Palau holds out as China squeezes Taiwan’s allies

Palau, a tiny Pacific nation of just 21,500 people, has vowed to resist renewed pressure from Beijing to cut its diplomatic links with Taiwan.

One of just 20 nations keeping formal diplomatic ties with Taiwan, Palau was named in a notice issued by Chinese officials in December warning travel agencies that it was illegal to advertise group tours to destinations not on China’s approved list.

But while a clampdown on Chinese visitors would hurt the Palau economy, the nation said it had no plans to switch its allegiance away from Taipei.

“Palau is a country of laws, it is a democracy and we make our own decisions,” said Olkeriil Kazuo, spokesperson for Palau’s president, Tommy Remengesau.

China is the biggest source of visitors to tourist-dependent Palau, comprising roughly half the 113,000 visitors to the archipelago so far this year, according to the Asian Development Bank.

Tensions between China and Taiwan, a self-governed island that Beijing regards as a renegade province, were heightened last year when the Democratic Progressive party led by Tsai Ing-wen won power, replacing the more China-friendly Nationalist party, or Kuomintang.

The republication of China’s list of approved travel destinations reflects Beijing’s toughening approach towards Taiwan’s allies, experts said.

Kazuo said Beijing’s exclusion of Palau from its list of approved destinations — a measure in place for several years but to date not strictly enforced — has “never affected” the country.

Tourism growth “largely determines economic performance” — the sector accounted for more than half of Palau’s gross domestic product in 2015 — and a “significant” decline in visitors from China, Japan and Taiwan this year has already caused “uncertainty over near-term economic prospects”, according to the ADB.

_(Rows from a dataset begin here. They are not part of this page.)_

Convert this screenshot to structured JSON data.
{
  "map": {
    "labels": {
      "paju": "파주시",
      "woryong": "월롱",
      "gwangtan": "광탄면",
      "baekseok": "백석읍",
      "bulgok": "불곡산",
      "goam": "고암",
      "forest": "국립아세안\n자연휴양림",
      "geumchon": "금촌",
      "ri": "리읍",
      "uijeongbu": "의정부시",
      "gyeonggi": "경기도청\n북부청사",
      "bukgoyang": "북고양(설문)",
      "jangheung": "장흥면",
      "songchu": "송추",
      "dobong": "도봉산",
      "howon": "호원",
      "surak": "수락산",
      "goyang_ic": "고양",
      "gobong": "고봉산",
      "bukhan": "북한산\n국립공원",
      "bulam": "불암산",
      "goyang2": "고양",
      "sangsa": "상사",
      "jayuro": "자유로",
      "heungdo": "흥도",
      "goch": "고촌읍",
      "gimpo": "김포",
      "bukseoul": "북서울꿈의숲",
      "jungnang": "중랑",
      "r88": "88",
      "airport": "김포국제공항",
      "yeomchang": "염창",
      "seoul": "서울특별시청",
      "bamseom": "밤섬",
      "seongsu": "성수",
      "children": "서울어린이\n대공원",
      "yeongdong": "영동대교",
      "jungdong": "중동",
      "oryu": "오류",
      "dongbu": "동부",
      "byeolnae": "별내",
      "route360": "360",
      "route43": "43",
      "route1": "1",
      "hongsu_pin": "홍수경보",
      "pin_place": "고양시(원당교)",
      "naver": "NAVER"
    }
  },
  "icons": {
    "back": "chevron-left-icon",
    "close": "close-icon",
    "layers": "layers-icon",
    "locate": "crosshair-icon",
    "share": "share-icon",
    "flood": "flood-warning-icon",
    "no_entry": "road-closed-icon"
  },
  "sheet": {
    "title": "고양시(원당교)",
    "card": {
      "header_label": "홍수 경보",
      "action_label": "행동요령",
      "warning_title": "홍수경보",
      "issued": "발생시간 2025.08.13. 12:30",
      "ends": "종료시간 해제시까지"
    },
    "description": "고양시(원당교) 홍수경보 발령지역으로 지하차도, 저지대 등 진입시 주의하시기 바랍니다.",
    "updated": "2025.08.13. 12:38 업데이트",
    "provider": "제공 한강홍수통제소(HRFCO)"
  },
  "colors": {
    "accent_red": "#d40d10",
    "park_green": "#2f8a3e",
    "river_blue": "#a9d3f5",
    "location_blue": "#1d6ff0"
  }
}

Dilmei Louisa Olkeriil, Palau’s ambassador to Taiwan, said if the number of Chinese visitors suddenly fell, “of course the [tourism] industry will hurt”.

“If China says, ‘no tourists go to Palau’, then no tourists will come to Palau, we need to be aware of that,” she said, adding that Palau must further diversify its source markets to “protect us from something like this”.

In the decades since China was admitted to the UN in 1971, most countries withdrew recognition of the Republic of China, as Taiwan is formally known, to establish relations with Beijing. In a dogged battle for recognition, both sides have long used promises of financial aid and infrastructure spending to attract allies.

But policymakers in Beijing have now decided that China’s political objectives are not “something they can obtain purely by soft power alone”, said Lauren Dickey, a researcher in cross-Strait relations and a visiting fellow at National Chengchi University in Taipei.

“Even when China has relied on the carrot, the threat of the stick has always been there. The difference is the stick is actually being used this time,” Dickey said.

William Stanton, former head of the American Institute in Taiwan, the unofficial US embassy in Taipei, said it was clear China was “stepping up pressure” against Taiwan.

“It seems to be an important shift,” he said, noting that President Xi Jinping of China had signalled a toughening foreign policy at the Communist party congress in October. “They are a bully and they are going to get worse unless people stand up to them,” said Stanton, who now lectures at National Taiwan University.